Within the lines below, find those that hold the string "Active" and copy each one.

***** Material supplied *****

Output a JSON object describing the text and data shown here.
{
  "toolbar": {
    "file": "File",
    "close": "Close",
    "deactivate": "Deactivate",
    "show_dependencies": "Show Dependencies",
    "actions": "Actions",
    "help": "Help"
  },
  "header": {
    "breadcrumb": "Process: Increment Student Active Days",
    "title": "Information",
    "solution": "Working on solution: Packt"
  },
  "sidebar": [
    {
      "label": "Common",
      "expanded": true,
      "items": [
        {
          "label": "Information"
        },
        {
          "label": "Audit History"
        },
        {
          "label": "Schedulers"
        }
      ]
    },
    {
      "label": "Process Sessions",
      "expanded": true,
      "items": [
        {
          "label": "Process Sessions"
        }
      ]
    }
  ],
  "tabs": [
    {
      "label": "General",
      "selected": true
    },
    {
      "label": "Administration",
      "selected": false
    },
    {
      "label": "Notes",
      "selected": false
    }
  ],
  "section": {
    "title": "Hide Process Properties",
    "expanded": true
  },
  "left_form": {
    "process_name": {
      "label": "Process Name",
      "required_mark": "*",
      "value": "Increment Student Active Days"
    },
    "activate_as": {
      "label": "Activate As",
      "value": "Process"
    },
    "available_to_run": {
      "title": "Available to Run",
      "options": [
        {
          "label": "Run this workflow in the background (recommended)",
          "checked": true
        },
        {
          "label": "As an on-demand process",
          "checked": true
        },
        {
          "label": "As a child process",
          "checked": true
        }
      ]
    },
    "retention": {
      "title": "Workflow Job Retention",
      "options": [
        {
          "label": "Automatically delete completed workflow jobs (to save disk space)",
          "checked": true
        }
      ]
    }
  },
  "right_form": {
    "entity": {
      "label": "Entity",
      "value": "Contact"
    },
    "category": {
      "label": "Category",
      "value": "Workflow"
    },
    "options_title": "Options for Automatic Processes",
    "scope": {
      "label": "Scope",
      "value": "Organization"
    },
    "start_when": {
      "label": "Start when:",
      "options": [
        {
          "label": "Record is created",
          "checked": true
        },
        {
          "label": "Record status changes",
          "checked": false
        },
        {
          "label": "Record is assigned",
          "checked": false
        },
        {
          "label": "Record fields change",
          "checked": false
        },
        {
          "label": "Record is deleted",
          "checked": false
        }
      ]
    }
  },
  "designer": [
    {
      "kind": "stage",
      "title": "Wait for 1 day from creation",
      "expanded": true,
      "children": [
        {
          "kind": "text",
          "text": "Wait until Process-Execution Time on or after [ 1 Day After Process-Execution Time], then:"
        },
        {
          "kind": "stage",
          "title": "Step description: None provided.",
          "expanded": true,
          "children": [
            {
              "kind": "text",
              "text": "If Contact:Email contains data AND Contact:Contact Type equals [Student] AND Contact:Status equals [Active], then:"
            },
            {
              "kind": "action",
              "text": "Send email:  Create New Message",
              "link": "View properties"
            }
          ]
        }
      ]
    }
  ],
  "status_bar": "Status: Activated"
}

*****

> _Response area_
    "breadcrumb": "Process: Increment Student Active Days",
      "value": "Increment Student Active Days"
              "text": "If Contact:Email contains data AND Contact:Contact Type equals [Student] AND Contact:Status equals [Active], then:"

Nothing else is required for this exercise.